Our legislators, media, and policy experts tell us how medicine will be, even though they have no understanding of the impact (time, cost, and obstacles) of the regulations and paperwork they impose, much of which is often of little clinical value. We’ve become peripheral to their decision making.

Stewards of our profession
The irony is that we as physicians are central to making the system work and are responsible for delivering care and dealing with any complications that arise. We understand where the costs and drivers are. In the legislative arena, where there is little leadership and less objective input, physicians have a great opportunity. But to shape the future of health care and its impact on the overall economy, we must step up, as difficult as that seems at times.

How can we all be advocates in stewarding our profession? My recommendations are based on discussions I have had with businessmen, my nearly 40 years of experience in medicine, and my personal history of growing up in the 1960s and 1970s.

We can begin by supporting the Orthopaedic Political Action Committee (Orthopaedic PAC). This is an easy, direct way to help ensure that the voice of orthopaedics is heard. Our past president, Stuart L. Weinstein, MD, who now chairs the Orthopaedic PAC, is a tireless advocate on our behalf. In this election year, a contribution to the PAC is especially important—and effective.

We can participate in Project 535. This initiative by the American Association of Orthopaedic Surgeons aims to connect every member of Congress (100 senators and 435 representatives) with an orthopaedic surgeon in his or her district. If you meet and get to know your legislators, you’ll find that they will value your input, especially in quiet times.

We can directly contribute to, develop relationships with, and support legislators at all levels of government (local, state, and federal) who support medicine, the patient-physician relationship, and common-sense, cost-effective approaches to improving the healthcare delivery system. So much of what affects physicians and patients is legislated at the state level; do not forget to foster local contacts.

Local involvement is key
We can get to know the members of our local hospital boards, our community leaders, and other stakeholders. We can develop strategies to educate these stakeholders (the solution to most of our problems is education). Most importantly, we can educate our patients on evolving issues as appropriate; they value our thoughts and often will support actions that improve our healthcare system. We can take time out of our busy days and step back to take a broad look at the various factors affecting our practices. We can try to see the various points of view and to frame our responses to these policies.

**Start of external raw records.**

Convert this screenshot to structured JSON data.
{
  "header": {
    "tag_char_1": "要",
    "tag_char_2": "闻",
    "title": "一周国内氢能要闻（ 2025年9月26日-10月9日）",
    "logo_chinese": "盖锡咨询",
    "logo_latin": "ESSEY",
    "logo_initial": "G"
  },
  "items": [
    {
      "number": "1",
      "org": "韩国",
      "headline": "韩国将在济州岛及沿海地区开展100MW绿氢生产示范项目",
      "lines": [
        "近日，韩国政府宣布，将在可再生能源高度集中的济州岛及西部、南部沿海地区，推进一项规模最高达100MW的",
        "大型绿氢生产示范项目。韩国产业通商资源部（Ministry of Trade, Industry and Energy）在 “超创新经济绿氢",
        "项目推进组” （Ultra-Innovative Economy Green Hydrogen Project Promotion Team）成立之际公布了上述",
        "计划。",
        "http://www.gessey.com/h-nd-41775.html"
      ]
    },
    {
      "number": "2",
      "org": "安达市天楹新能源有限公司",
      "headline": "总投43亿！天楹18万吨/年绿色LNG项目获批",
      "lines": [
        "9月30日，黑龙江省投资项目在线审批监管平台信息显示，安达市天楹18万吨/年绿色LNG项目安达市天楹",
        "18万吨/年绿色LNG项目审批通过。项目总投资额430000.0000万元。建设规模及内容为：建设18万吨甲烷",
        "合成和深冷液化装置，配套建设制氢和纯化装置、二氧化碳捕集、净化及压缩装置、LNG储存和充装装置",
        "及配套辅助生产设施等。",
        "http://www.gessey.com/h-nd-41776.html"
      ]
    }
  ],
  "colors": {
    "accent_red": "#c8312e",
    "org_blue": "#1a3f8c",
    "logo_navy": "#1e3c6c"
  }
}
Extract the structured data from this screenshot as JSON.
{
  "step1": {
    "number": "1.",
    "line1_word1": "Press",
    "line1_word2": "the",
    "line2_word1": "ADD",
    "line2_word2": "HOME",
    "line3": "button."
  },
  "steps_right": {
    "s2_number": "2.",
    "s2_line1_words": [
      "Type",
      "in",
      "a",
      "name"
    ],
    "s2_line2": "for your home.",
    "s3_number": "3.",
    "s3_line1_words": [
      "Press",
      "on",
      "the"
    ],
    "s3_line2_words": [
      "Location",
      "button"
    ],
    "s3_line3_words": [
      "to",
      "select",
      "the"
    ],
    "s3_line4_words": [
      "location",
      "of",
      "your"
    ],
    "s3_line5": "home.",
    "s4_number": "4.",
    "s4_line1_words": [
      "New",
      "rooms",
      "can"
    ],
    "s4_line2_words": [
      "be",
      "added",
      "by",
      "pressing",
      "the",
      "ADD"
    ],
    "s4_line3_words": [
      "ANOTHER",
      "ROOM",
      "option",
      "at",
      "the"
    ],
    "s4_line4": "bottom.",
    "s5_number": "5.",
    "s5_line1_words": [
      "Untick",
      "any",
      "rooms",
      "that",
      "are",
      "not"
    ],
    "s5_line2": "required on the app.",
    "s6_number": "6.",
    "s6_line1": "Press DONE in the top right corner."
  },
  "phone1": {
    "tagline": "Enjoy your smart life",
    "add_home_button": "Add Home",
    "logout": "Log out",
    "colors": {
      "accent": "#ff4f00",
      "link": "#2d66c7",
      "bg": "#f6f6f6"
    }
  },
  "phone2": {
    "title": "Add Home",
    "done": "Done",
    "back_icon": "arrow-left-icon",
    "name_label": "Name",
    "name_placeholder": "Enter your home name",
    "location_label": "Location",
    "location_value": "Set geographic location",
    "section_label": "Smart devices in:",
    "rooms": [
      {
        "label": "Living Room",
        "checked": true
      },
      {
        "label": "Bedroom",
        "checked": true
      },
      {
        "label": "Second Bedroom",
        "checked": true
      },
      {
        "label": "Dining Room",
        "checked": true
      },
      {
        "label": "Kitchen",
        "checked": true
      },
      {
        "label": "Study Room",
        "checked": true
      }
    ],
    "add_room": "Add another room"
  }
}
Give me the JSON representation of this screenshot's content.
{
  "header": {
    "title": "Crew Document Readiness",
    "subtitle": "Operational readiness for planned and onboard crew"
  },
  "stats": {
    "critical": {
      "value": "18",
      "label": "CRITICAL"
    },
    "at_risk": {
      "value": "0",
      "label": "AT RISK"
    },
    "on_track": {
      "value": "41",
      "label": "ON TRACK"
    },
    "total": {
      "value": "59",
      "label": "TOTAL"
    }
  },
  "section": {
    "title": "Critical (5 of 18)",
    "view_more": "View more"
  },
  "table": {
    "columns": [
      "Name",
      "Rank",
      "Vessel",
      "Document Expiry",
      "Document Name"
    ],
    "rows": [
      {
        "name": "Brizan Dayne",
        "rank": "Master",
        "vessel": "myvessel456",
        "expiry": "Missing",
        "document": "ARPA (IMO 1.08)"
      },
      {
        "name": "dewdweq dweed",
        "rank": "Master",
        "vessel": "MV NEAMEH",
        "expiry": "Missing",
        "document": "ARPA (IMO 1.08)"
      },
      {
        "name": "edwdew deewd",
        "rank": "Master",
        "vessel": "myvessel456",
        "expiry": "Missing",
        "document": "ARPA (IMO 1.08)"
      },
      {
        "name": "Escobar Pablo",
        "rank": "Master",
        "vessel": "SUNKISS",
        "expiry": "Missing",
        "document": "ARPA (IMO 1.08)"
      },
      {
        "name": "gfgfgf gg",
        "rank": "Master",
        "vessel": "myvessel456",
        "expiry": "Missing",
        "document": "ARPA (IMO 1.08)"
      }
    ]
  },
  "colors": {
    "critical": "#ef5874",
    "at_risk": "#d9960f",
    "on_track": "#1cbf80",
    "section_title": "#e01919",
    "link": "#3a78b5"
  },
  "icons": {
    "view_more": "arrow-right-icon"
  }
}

We can build relations with the media. We have important stories to tell; as storytellers, representatives of the media will be interested in what we have to say, especially if we frame it properly. For example, the following ideas may resonate with media representatives:

  • Medical
  • Online

Medical practices are small businesses that contribute to the local economy, hire workers, and enable people to continue working.

Orthopaedists perform surgeries that get people back to work, let kids continue to play sports, keep the elderly in their homes.

We can work to bring physicians from other specialties together in a team that understands the need for broad support to make our profession stronger. Most legislators and decision makers tell me that medicine is fragmented as a profession and various specialties often contradict each other.

This also presents a great opportunity for cost savings. It is time to begin to deal with payers more firmly and confidently with shared goals across specialties.

Finally, we can get involved with our communities—coaching our kids’ teams, supporting local nonprofit organizations, contributing to local food banks and religious organizations, patronizing local businesses. We must make time to enjoy our family and friends. They stand by us. Their support is key.

As physicians, we have a responsibility to our patients, putting their quality care first. But we, as well as our patients, must understand the economic costs and other consequences of the decisions we jointly make. We, as well as our patients, must be involved in shaping our futures.

Herbert L. Kunkle Jr, MD, is a member of the AAOS Advocacy Resource Committee. He is in private practice in Eastern Pennsylvania.